Traumatic Brain Injuries and Homelessness | Shapiro, Washburn & Sharp

When a person sustains a brain injury, the long-term effects can be devastating. Many brain injury victims take months and months to recover. Some victims end up with permanent disabilities. There have been many studies that have found that even for victims who appear to fully recover from their injuries, they end up suffering health issues years later.

A new study conducted by the University of British Columbia concluded that people who are homeless experience a disproportionately high lifetime prevalence of brain injuries. In fact, researchers found that one in two homeless people has likely experienced at least one traumatic brain injury in their life.

Researchers examined data from 38 published studies that were conducted between 1995 to 2018. More than 50 percent of people who were homeless have suffered a brain injury. Twenty-five percent of those injured had suffered a brain injury that was classified as moderate to severe.

When these findings were compared to studies that focused on people who were not homeless, the data revealed that people who are homeless are four times more likely to have suffered brain injuries. The risk of moderate or severe brain injuries was almost 10 times more for people who were homeless compared to the general population.

The study was not able to fully determine whether the brain injuries increased the risk of homelessness or if being homeless increased the risk of sustaining brain injuries, however, the researchers say the findings suggest that providing stable housing might lower the risk for brain injuries.




Long-Term Effects

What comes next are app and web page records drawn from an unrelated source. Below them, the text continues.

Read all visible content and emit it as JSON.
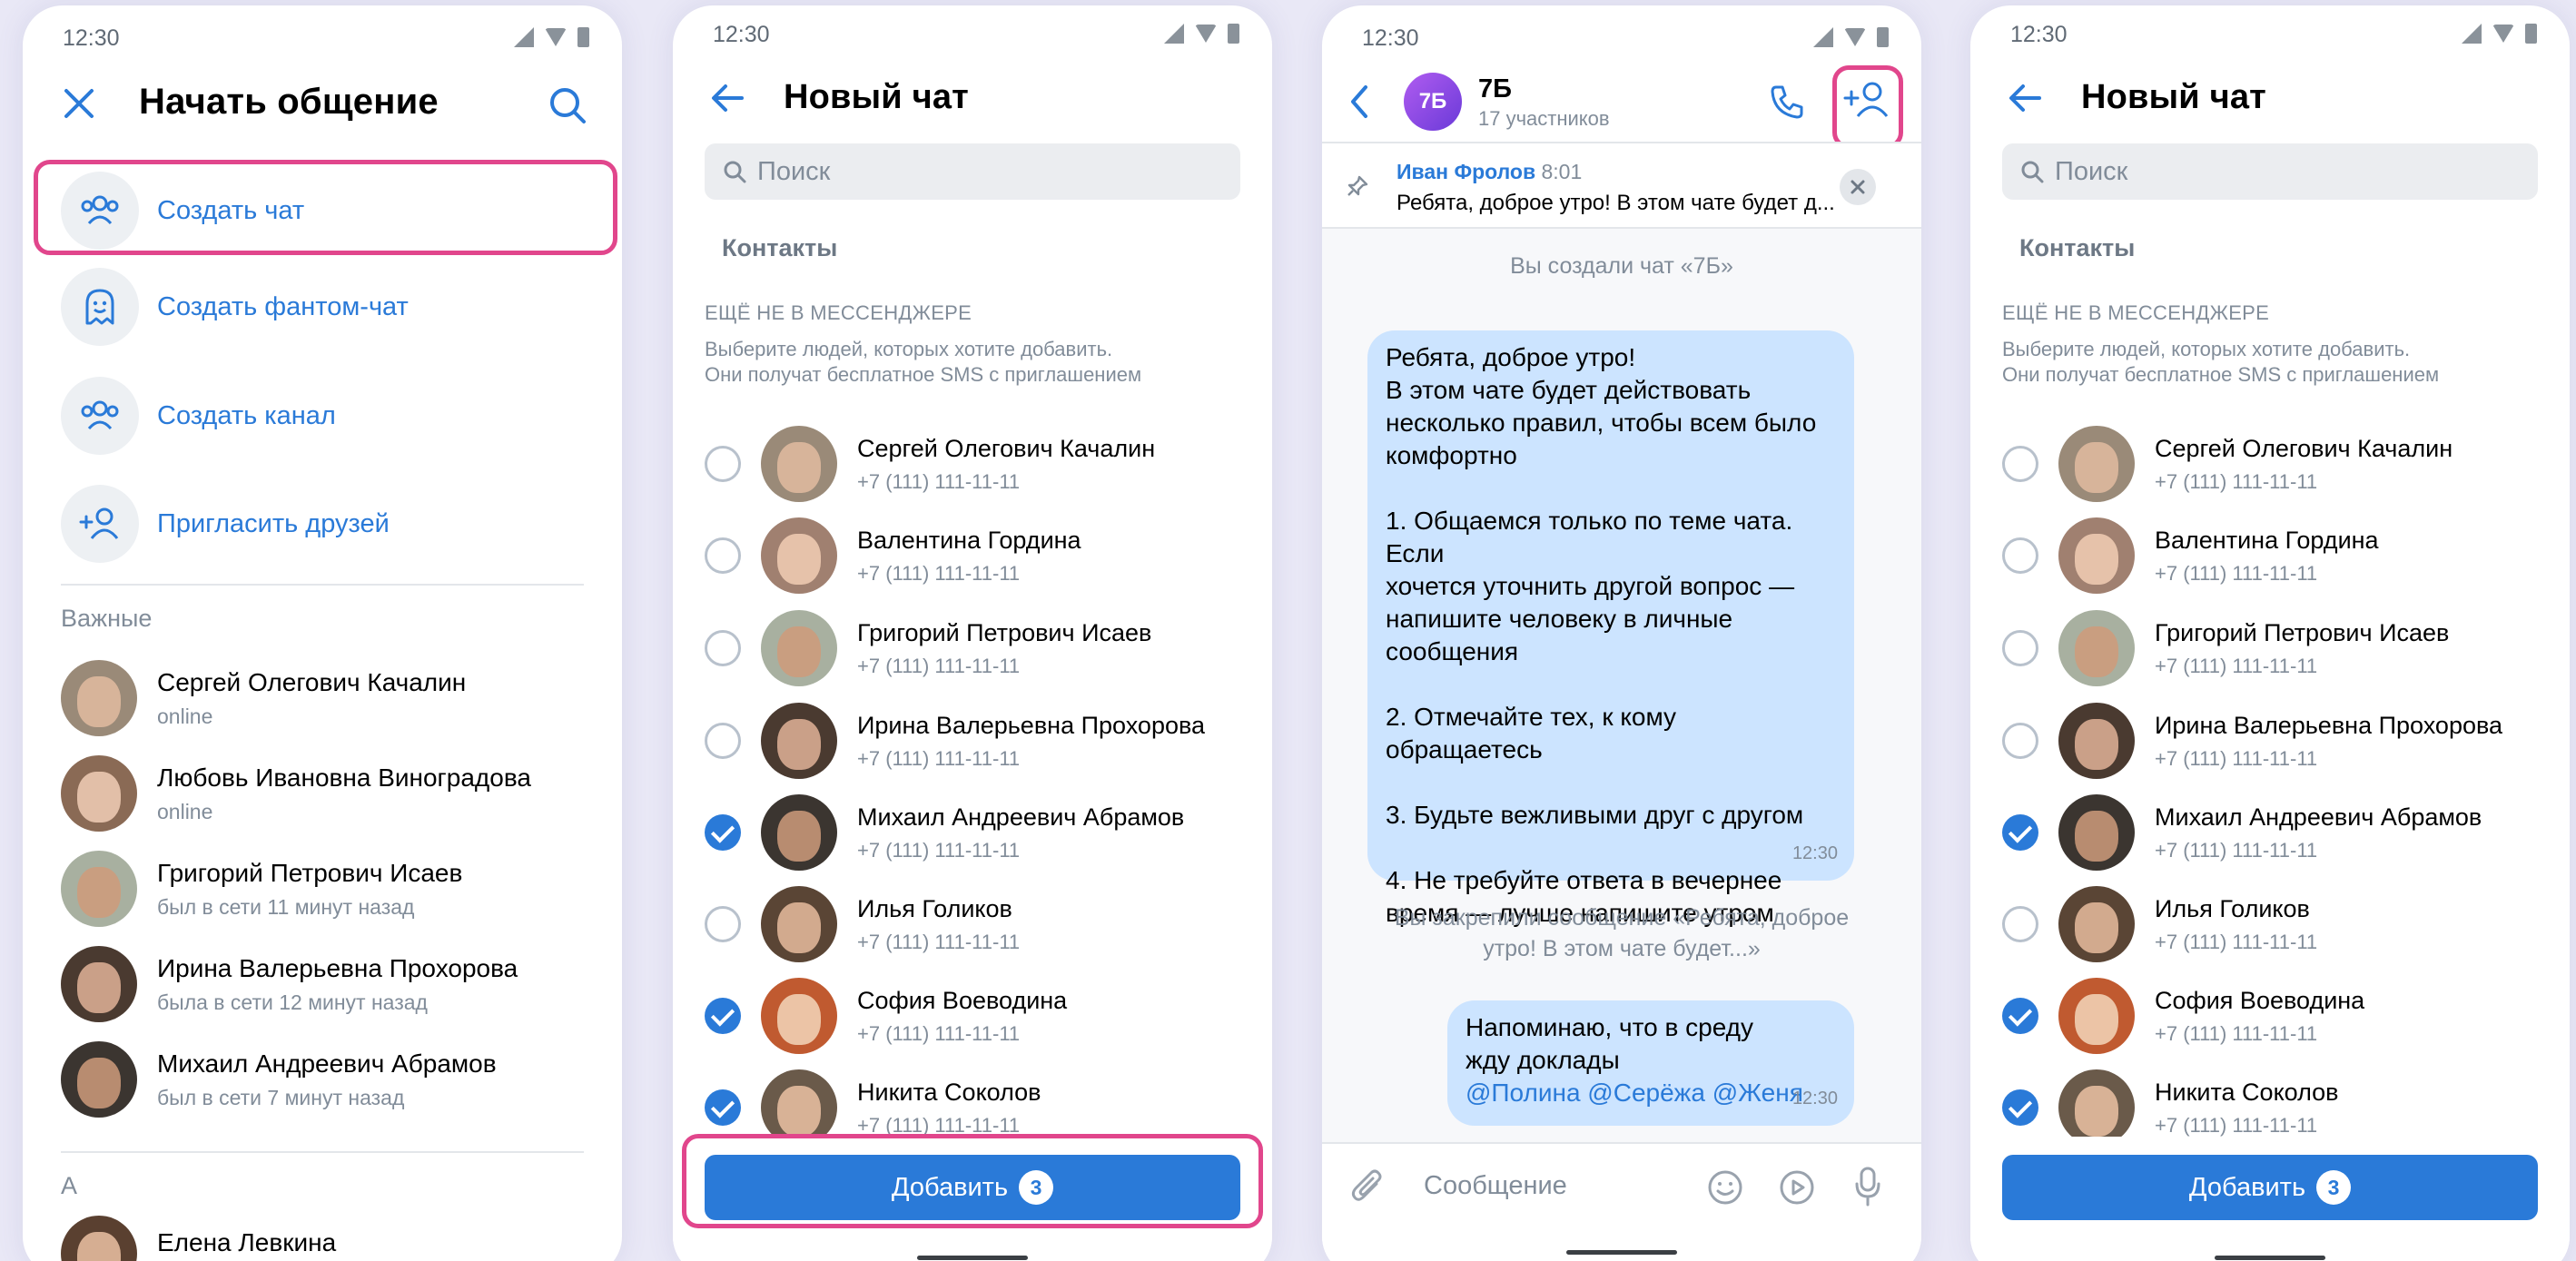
{
  "status_time": "12:30",
  "screen1": {
    "title": "Начать общение",
    "menu": [
      {
        "label": "Создать чат",
        "icon": "users-icon"
      },
      {
        "label": "Создать фантом-чат",
        "icon": "ghost-icon"
      },
      {
        "label": "Создать канал",
        "icon": "users-icon"
      },
      {
        "label": "Пригласить друзей",
        "icon": "add-user-icon"
      }
    ],
    "section_important": "Важные",
    "important": [
      {
        "name": "Сергей Олегович Качалин",
        "status": "online"
      },
      {
        "name": "Любовь Ивановна Виноградова",
        "status": "online"
      },
      {
        "name": "Григорий Петрович Исаев",
        "status": "был в сети 11 минут назад"
      },
      {
        "name": "Ирина Валерьевна Прохорова",
        "status": "была в сети 12 минут назад"
      },
      {
        "name": "Михаил Андреевич Абрамов",
        "status": "был в сети 7 минут назад"
      }
    ],
    "section_a": "А",
    "contact_a": {
      "name": "Елена Левкина"
    }
  },
  "newchat": {
    "title": "Новый чат",
    "search_placeholder": "Поиск",
    "contacts_label": "Контакты",
    "not_in_messenger": "ЕЩЁ НЕ В МЕССЕНДЖЕРЕ",
    "hint_line1": "Выберите людей, которых хотите добавить.",
    "hint_line2": "Они получат бесплатное  SMS с приглашением",
    "contacts": [
      {
        "name": "Сергей Олегович Качалин",
        "phone": "+7 (111) 111-11-11",
        "checked": false
      },
      {
        "name": "Валентина Гордина",
        "phone": "+7 (111) 111-11-11",
        "checked": false
      },
      {
        "name": "Григорий Петрович Исаев",
        "phone": "+7 (111) 111-11-11",
        "checked": false
      },
      {
        "name": "Ирина Валерьевна Прохорова",
        "phone": "+7 (111) 111-11-11",
        "checked": false
      },
      {
        "name": "Михаил  Андреевич Абрамов",
        "phone": "+7 (111) 111-11-11",
        "checked": true
      },
      {
        "name": "Илья Голиков",
        "phone": "+7 (111) 111-11-11",
        "checked": false
      },
      {
        "name": "София Воеводина",
        "phone": "+7 (111) 111-11-11",
        "checked": true
      },
      {
        "name": "Никита Соколов",
        "phone": "+7 (111) 111-11-11",
        "checked": true
      }
    ],
    "add_label": "Добавить",
    "add_count": "3"
  },
  "chat": {
    "name": "7Б",
    "avatar_text": "7Б",
    "members": "17 участников",
    "pinned_author": "Иван Фролов",
    "pinned_time": "8:01",
    "pinned_text": "Ребята, доброе утро! В этом чате будет д...",
    "created_msg": "Вы создали чат «7Б»",
    "msg1_lines": [
      "Ребята, доброе утро!",
      "В этом чате будет действовать",
      "несколько правил, чтобы всем было",
      "комфортно",
      "",
      "1. Общаемся только по теме чата. Если",
      "хочется уточнить другой вопрос —",
      "напишите человеку в личные",
      "сообщения",
      "",
      "2. Отмечайте тех, к кому обращаетесь",
      "",
      "3. Будьте вежливыми друг с другом",
      "",
      "4. Не требуйте ответа в вечернее",
      "время — лучше напишите утром"
    ],
    "msg1_time": "12:30",
    "pinned_notice_line1": "Вы закрепили сообщение «Ребята, доброе",
    "pinned_notice_line2": "утро! В этом чате будет...»",
    "msg2_line1": "Напоминаю, что в среду",
    "msg2_line2": "жду доклады",
    "msg2_mentions": "@Полина @Серёжа @Женя",
    "msg2_time": "12:30",
    "composer_placeholder": "Сообщение"
  },
  "colors": {
    "accent": "#2a7ad8",
    "highlight": "#e1468c",
    "bubble": "#cce4ff"
  }
}
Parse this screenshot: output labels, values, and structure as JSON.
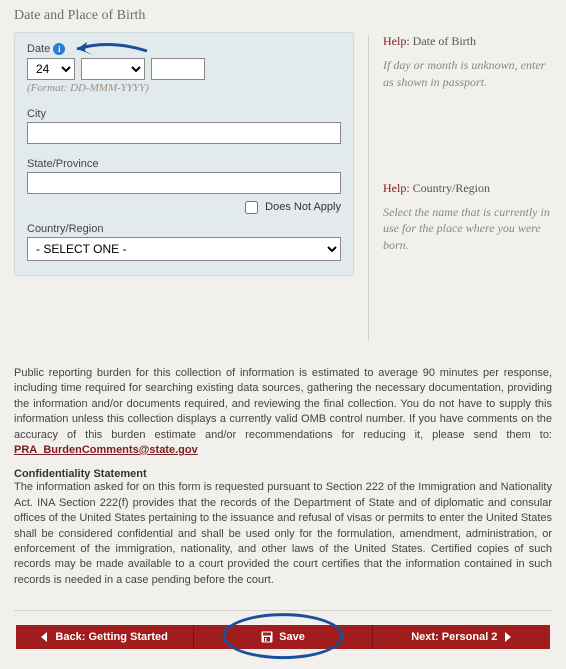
{
  "section_title": "Date and Place of Birth",
  "date": {
    "label": "Date",
    "day_value": "24",
    "month_value": "",
    "year_value": "",
    "format_hint": "(Format: DD-MMM-YYYY)"
  },
  "city": {
    "label": "City",
    "value": ""
  },
  "state": {
    "label": "State/Province",
    "value": "",
    "dna_label": "Does Not Apply",
    "dna_checked": false
  },
  "country": {
    "label": "Country/Region",
    "selected": "- SELECT ONE -"
  },
  "help_dob": {
    "prefix": "Help:",
    "title": "Date of Birth",
    "body": "If day or month is unknown, enter as shown in passport."
  },
  "help_country": {
    "prefix": "Help:",
    "title": "Country/Region",
    "body": "Select the name that is currently in use for the place where you were born."
  },
  "burden": {
    "text": "Public reporting burden for this collection of information is estimated to average 90 minutes per response, including time required for searching existing data sources, gathering the necessary documentation, providing the information and/or documents required, and reviewing the final collection. You do not have to supply this information unless this collection displays a currently valid OMB control number. If you have comments on the accuracy of this burden estimate and/or recommendations for reducing it, please send them to: ",
    "link_text": "PRA_BurdenComments@state.gov"
  },
  "conf": {
    "head": "Confidentiality Statement",
    "body": "The information asked for on this form is requested pursuant to Section 222 of the Immigration and Nationality Act. INA Section 222(f) provides that the records of the Department of State and of diplomatic and consular offices of the United States pertaining to the issuance and refusal of visas or permits to enter the United States shall be considered confidential and shall be used only for the formulation, amendment, administration, or enforcement of the immigration, nationality, and other laws of the United States. Certified copies of such records may be made available to a court provided the court certifies that the information contained in such records is needed in a case pending before the court."
  },
  "nav": {
    "back": "Back: Getting Started",
    "save": "Save",
    "next": "Next: Personal 2"
  }
}
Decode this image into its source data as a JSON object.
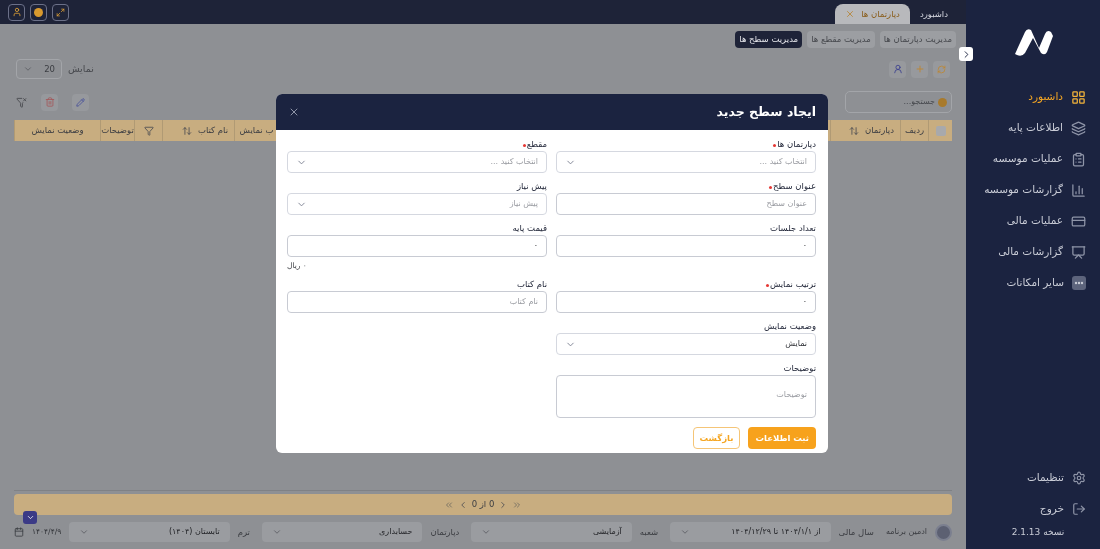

This study, as well as multiple studies that have been done throughout the world, stress just how much of a significant impact a brain injury can have on a victim’s life. Whether the victim suffers the injury in a car accident, slip and fall, or other type of accident, the effects on both the victim and their family can be devastating, physically, emotionally, and financially. Even a minor brain injury, like a concussion, can leave a victim struggling to get employment and earn a living.

Contact a Va. Brain Injury Attorney Today

A brain injury is often a long-term or permanent injury requiring rehabilitative care. The financial costs of caring for a brain injury victim through the course of their life can be overwhelming and carry heavy financial burdens. A Virginia brain injury attorney can pursue financial damages against the at-fault driver that will assist your family in providing the care your loved one needs, including future medical care, loss of income, pain, mental anguish, and permanent disability.

Contact the legal team at Shapiro & Appleton today at (833) 997-1774 to schedule a free and confidential case evaluation to find out how we can help.